At SonicAbuse we love Alunah. Their EP ‘fall to earth’ was a taste of things to come and it offered up three tracks (four if you’re a vinyl fan) of dark, black Sabbath-esque stoner-doom that promised great things to come. Here Alunah return to realise their potential with an ace recording/mastering team at the helm and the opportunity to develop their song-writing nous over nine tracks of gloriously sludgy rock.
Happily for me, the job of reviewing ‘Call of Avernus’ is an easy one; opening with the wah-pedal abusing doom rock of ‘living fast in an ancient land’ which the band have also been using lately to open their shows, the progression from the EP is a clear one. The first and most obvious difference is the expansive production (thanks to the mighty combination of Greg Chandler recording and mixing and James Plotkin on mastering duties) which gives the band a huge amount of depth that was present, but to nowhere near the same level, on previous releases. Furthermore the band themselves have developed with Soph in particular sounding so much more confident behind the microphone. Always suited to the music at hand, here she adapts a drawl that recalls Ozzy and Zakk Wylde while still benefitting from the fact that she can carry a tune far better than both of them, something born out on the title track which sees her tackling a tune in an awkward minor key with ease. Happily the opening two track punch doesn’t evaporate into filler as ‘song of the sun’ (originally released as part of a split EP with Hong Kong’s Queen Elephantine) comes charging out of the speakers like a large, lumbering and thoroughly aggravated beast. Certainly one of the highlights of their live show, it translates equally well to the more sterile environment of the studio and there’s an energy buried at the heart of the sludgy riffs that propels the track forward in suitably brutal style.
Offering a break from the almost over-whelming fuzz is the stately ‘magick lantyrn’ which offers up some gloriously languid guitar over a dark bass although strangely the atmosphere actually recalls elements of Hole (mainly thanks to the vocal) coupled with an Alice in Chains-vibe rather than the more seventies feel that the rest of the album goes for. It’s also a stand-out track thanks to some excellent musicianship and the wonderful production. ‘Eternal sea’ returns to heavier pastures offering up a glimpse of a musical merry-go-round in hell, with the guitars growling through layers of distortion and Soph’s vocals only just penetrating the mire. ‘Dance of Dionysus’, however, is a faster effort, offering up a scintillating central riff and a massive drum sound. The only element that slightly lets things down here is the fact that Soph’s vocals are a touch too low in the mix, becoming almost non-existent in the verse, which is a great shame, leaving you only with tantalising snatches of her vocals raising their head above the parapet.

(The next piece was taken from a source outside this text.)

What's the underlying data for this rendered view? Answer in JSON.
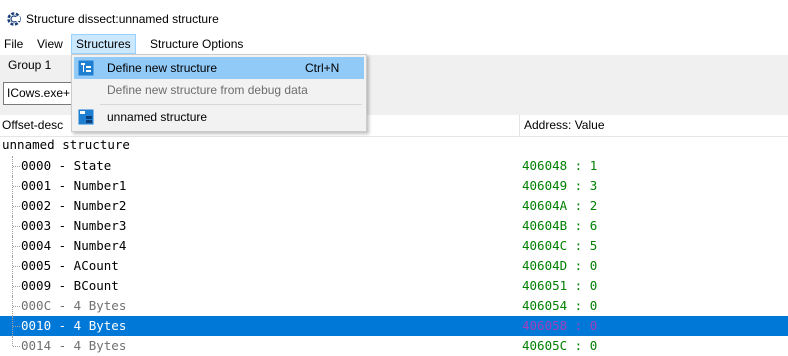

The Wah pedal comes in for a whole load more abuse on ‘circle of stone’, a track more psychedelic than doom and all the better for it. A lengthy work out, it explores all sorts of sonic territory over its seven minutes and it is one of the album’s highlights. At the other end of the scale is the none-darker ‘higher’, a doom laden sludge masterpiece that benefits from its lighter predecessor and sounds as heavy as hell when it kicks in. Final track ‘Heretic order of the golden dawn’ closes things on a Kyuss note, with a riff torn straight from the driest desert and the album draws to a close on a high with the sweet smell of smoke drifting through the sonic murk.
‘Call of Avernus’ is a great debut album from a band who have spent a long time developing their sound through EPs and intensive road work with some of the doom and stoner genre’s biggest names. The time has been well worth it – nothing here sounds amateur or rushed and, if you’d seen the band live, nor would you expect it to. Finally having a sound that matches their ambition has also paid huge dividends and this release should see the band gain a much wider audience – certainly they deserve to be hear widely after producing so masterful a set. At fifty minutes, the album certainly doesn’t outstay its welcome and the depth of the arrangements repays repeated listening. An excellent record that will appeal to fans of the dark side of rock, this is more-or-less essential.